# TASK PROMPT
Count, in the entries, the lines with "here". Answer with the number only.

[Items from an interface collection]

#####

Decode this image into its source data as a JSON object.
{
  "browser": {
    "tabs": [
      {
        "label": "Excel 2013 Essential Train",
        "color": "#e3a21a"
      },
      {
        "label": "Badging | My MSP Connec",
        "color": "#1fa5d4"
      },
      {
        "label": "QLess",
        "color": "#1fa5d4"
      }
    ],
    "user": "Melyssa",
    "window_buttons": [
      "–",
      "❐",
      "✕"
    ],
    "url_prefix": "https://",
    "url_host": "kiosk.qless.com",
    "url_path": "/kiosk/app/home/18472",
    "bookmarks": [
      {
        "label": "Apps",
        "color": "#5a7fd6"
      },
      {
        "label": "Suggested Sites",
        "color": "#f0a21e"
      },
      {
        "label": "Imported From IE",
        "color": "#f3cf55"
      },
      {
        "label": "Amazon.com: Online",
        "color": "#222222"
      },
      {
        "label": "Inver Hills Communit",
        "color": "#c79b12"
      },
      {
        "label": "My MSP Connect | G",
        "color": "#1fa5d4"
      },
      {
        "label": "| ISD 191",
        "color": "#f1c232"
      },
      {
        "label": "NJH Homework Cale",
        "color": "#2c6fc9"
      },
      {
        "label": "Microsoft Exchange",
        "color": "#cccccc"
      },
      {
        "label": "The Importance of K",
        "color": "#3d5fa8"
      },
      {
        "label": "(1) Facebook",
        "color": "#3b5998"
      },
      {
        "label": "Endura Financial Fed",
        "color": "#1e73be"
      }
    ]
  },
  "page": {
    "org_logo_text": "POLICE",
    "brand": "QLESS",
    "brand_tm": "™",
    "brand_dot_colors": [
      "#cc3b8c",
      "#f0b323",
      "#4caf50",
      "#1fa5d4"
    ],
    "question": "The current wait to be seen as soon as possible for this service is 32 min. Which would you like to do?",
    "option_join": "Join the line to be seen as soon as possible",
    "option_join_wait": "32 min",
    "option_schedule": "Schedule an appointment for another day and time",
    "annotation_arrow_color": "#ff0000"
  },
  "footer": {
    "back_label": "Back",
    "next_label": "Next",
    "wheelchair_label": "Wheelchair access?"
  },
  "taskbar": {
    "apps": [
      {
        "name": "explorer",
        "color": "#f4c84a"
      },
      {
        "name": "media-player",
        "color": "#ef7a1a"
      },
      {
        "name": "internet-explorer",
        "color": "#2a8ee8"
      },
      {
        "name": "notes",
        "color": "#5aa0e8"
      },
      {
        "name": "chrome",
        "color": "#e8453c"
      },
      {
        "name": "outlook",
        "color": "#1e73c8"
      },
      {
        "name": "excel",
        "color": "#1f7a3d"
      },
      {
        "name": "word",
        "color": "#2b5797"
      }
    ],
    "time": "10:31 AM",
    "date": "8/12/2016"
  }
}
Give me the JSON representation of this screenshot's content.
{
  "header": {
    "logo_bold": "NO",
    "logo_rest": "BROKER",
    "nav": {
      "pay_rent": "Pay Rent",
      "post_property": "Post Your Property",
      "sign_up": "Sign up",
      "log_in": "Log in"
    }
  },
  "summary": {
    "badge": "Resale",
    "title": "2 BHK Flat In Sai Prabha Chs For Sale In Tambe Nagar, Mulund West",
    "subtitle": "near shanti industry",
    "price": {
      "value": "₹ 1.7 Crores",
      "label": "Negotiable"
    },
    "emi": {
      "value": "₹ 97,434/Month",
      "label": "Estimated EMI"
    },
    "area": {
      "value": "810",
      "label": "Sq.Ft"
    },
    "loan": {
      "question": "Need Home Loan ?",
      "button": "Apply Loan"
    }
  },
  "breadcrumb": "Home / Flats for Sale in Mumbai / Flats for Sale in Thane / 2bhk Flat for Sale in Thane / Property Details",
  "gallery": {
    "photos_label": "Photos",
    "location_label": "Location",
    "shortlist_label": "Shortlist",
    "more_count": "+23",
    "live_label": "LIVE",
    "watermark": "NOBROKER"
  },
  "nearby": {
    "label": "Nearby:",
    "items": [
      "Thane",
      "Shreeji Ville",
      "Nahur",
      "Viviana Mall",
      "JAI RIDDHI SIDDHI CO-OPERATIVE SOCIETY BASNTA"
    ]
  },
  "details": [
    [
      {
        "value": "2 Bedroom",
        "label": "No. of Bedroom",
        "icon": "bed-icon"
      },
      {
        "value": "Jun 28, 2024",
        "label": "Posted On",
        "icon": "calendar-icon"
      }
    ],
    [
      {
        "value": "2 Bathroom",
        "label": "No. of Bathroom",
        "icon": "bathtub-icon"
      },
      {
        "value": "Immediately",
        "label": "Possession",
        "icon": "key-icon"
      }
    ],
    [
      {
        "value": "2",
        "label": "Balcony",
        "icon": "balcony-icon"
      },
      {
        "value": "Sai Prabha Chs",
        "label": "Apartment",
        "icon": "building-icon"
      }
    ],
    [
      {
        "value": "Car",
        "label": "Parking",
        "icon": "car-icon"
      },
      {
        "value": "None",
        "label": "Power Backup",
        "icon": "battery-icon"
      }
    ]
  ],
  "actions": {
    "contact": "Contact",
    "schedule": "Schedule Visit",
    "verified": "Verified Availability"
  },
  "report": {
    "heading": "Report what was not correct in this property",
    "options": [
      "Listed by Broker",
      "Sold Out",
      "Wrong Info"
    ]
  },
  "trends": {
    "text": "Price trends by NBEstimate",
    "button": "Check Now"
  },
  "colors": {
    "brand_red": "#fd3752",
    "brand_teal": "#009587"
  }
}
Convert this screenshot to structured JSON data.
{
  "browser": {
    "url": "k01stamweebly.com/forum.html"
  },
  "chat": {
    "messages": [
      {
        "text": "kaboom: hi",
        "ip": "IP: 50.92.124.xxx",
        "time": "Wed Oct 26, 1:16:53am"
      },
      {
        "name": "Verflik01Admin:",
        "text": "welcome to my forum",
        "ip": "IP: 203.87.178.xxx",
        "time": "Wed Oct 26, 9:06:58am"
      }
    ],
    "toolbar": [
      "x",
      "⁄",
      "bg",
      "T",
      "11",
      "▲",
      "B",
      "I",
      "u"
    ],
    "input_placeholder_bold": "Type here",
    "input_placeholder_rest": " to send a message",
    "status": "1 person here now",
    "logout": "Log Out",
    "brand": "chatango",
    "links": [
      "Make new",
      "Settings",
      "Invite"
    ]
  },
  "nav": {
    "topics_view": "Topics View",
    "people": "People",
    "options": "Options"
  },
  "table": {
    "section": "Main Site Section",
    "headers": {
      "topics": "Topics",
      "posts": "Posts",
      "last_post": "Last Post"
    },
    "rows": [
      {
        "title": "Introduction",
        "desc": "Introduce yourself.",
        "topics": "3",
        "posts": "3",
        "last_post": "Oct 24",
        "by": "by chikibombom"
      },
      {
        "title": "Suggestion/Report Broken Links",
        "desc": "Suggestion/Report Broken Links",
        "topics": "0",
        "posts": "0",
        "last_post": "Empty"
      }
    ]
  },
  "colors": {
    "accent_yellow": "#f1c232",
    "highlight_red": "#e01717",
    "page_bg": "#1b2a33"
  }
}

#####

# RESPONSE TO THIS EXERCISE
2